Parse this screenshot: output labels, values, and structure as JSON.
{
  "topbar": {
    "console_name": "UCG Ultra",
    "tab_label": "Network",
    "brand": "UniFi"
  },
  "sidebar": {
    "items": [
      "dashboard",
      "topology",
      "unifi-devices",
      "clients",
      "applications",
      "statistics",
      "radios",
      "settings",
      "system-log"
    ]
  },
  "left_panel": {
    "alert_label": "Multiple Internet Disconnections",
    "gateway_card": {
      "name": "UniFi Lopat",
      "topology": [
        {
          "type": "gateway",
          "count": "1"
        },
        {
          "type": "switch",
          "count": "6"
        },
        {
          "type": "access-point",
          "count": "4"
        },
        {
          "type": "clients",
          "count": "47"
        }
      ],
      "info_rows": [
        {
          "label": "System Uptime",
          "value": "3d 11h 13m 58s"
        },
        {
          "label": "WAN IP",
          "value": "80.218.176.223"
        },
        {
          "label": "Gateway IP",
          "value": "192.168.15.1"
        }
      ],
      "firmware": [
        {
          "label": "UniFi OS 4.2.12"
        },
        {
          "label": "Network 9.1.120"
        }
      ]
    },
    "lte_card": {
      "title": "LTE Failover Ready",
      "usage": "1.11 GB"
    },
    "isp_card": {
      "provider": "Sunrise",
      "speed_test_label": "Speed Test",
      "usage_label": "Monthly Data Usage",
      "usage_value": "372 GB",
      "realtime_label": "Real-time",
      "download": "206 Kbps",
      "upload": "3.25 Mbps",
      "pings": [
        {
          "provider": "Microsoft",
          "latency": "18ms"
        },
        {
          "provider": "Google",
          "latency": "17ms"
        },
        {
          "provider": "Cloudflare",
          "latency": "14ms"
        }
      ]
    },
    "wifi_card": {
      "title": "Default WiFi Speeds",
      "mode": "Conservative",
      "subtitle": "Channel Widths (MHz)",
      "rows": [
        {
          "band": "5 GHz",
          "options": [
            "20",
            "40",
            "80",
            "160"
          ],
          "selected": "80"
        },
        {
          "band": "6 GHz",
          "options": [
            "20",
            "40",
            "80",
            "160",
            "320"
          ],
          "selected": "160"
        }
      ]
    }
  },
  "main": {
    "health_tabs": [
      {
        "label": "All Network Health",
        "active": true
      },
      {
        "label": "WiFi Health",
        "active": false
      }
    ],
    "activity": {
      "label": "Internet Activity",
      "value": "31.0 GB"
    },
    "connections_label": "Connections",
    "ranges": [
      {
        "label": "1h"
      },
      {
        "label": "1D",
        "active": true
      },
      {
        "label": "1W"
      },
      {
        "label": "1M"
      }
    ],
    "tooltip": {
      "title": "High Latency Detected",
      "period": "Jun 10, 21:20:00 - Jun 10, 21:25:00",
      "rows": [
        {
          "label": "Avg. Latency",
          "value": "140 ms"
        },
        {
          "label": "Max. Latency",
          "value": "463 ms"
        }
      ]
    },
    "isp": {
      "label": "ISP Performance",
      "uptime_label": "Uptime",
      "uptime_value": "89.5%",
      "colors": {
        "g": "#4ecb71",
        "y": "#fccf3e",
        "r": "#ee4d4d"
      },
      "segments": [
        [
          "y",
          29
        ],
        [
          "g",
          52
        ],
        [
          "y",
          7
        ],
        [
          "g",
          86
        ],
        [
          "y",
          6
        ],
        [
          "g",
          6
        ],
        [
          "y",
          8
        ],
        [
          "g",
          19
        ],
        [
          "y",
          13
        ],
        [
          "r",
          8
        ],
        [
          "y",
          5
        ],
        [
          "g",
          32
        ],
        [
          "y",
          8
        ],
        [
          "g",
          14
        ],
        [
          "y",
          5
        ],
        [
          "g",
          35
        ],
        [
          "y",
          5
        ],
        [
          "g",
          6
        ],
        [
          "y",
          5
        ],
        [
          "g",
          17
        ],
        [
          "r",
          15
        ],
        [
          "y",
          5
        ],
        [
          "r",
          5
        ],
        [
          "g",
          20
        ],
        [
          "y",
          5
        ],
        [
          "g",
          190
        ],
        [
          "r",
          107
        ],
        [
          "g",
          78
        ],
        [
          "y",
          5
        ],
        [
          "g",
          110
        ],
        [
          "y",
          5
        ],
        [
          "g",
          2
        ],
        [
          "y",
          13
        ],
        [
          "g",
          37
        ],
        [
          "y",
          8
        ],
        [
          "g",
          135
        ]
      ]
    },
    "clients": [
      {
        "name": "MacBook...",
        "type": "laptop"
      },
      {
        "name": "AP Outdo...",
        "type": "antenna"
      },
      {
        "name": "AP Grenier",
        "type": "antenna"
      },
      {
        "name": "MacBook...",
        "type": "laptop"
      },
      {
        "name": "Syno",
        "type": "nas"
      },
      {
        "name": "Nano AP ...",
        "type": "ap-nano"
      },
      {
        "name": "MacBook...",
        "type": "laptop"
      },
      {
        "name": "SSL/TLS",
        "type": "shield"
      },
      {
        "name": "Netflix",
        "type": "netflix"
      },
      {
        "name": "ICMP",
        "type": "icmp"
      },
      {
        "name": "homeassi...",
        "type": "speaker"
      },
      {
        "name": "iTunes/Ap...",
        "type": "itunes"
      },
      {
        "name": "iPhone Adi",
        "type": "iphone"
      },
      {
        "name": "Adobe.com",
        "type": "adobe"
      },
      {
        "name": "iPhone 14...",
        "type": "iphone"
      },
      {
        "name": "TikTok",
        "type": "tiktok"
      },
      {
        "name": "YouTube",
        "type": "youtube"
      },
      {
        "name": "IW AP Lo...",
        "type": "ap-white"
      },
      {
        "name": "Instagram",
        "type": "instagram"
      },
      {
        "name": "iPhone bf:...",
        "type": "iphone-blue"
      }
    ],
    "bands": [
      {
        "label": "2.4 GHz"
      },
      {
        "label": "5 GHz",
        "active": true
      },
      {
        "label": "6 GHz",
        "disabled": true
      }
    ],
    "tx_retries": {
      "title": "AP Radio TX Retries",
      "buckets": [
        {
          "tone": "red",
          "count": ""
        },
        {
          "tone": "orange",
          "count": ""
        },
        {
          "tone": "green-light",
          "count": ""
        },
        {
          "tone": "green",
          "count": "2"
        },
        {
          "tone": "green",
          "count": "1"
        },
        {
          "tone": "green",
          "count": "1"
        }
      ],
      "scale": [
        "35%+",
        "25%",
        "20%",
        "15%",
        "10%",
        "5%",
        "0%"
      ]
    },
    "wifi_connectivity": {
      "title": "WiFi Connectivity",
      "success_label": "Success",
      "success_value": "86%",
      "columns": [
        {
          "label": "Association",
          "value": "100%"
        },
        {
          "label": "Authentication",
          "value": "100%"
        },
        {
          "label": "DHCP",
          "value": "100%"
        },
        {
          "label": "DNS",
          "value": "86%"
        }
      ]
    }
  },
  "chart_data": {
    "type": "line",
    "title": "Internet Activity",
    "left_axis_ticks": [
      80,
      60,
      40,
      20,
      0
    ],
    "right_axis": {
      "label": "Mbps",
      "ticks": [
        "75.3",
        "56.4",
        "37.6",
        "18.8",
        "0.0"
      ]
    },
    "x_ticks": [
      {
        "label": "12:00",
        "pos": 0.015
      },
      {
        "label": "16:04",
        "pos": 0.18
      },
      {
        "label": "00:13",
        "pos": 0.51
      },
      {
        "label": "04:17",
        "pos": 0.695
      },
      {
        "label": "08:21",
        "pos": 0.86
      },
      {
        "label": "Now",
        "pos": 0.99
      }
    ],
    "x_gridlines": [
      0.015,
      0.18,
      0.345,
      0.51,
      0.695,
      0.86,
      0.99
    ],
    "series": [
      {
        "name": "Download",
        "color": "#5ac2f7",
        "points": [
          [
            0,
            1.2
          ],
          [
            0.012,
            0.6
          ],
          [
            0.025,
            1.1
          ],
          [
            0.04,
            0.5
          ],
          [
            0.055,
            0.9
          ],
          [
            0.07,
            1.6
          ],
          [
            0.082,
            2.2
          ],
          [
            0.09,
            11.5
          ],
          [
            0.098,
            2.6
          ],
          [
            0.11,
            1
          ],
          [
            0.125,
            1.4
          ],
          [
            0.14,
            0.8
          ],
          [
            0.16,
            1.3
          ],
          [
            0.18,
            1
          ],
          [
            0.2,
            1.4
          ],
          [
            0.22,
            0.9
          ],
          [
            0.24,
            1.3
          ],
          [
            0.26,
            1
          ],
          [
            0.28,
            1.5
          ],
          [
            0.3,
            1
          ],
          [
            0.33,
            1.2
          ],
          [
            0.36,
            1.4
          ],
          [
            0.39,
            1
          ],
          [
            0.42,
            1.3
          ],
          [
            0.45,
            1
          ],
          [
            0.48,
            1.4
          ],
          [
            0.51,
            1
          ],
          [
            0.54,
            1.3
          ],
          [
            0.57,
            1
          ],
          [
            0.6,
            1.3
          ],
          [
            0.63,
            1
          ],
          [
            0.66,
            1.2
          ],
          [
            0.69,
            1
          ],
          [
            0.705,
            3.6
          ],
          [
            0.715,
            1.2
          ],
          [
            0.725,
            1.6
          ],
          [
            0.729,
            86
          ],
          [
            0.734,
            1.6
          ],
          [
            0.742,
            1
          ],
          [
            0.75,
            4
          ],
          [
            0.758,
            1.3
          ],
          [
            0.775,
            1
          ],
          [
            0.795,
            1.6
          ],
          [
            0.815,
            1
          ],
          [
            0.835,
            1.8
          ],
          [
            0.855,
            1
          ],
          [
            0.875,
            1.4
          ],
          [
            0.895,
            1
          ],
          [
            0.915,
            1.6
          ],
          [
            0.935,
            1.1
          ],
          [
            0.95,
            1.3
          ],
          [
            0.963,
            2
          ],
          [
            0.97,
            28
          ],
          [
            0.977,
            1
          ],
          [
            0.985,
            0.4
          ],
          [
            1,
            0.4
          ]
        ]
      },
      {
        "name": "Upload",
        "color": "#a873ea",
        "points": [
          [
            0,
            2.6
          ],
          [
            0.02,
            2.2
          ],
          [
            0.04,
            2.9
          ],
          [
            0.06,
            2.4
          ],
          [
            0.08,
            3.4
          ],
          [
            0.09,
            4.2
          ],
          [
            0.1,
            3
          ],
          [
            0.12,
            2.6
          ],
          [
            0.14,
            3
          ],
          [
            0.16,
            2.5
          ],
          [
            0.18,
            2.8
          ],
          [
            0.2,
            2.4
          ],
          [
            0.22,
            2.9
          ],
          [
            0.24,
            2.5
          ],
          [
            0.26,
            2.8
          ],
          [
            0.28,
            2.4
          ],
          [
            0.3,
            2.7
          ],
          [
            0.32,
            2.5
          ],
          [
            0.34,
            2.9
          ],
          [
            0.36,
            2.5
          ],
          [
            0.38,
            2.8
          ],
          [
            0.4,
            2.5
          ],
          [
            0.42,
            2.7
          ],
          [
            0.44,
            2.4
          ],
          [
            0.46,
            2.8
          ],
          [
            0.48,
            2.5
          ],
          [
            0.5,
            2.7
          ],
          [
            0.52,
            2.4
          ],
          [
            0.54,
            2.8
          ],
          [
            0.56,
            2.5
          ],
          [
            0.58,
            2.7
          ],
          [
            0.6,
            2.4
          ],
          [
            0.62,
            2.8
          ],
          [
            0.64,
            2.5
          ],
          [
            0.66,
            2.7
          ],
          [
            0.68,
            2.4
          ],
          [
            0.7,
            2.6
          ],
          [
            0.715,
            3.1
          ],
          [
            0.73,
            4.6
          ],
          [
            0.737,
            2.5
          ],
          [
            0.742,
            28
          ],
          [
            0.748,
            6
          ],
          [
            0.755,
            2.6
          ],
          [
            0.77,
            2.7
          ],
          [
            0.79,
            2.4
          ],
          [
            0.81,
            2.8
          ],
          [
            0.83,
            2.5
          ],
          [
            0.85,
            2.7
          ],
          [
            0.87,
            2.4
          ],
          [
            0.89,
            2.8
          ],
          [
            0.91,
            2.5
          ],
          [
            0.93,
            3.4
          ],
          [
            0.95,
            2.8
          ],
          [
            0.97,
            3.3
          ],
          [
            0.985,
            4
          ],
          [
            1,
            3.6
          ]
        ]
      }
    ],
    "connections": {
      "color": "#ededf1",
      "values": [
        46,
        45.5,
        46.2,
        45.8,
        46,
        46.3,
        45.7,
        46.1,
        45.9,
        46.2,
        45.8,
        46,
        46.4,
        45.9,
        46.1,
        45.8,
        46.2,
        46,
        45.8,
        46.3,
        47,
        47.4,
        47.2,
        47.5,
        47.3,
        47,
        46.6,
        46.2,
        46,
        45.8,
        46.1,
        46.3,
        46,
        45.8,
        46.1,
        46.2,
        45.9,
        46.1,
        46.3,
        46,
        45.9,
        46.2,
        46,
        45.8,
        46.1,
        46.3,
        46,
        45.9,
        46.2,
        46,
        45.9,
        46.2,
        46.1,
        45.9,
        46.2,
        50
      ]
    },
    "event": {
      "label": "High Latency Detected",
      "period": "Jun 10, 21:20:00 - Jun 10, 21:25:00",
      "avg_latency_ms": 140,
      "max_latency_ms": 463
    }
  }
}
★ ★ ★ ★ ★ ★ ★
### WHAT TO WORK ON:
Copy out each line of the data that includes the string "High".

### RESPONSE BOX:
      "title": "High Latency Detected",
      "label": "High Latency Detected",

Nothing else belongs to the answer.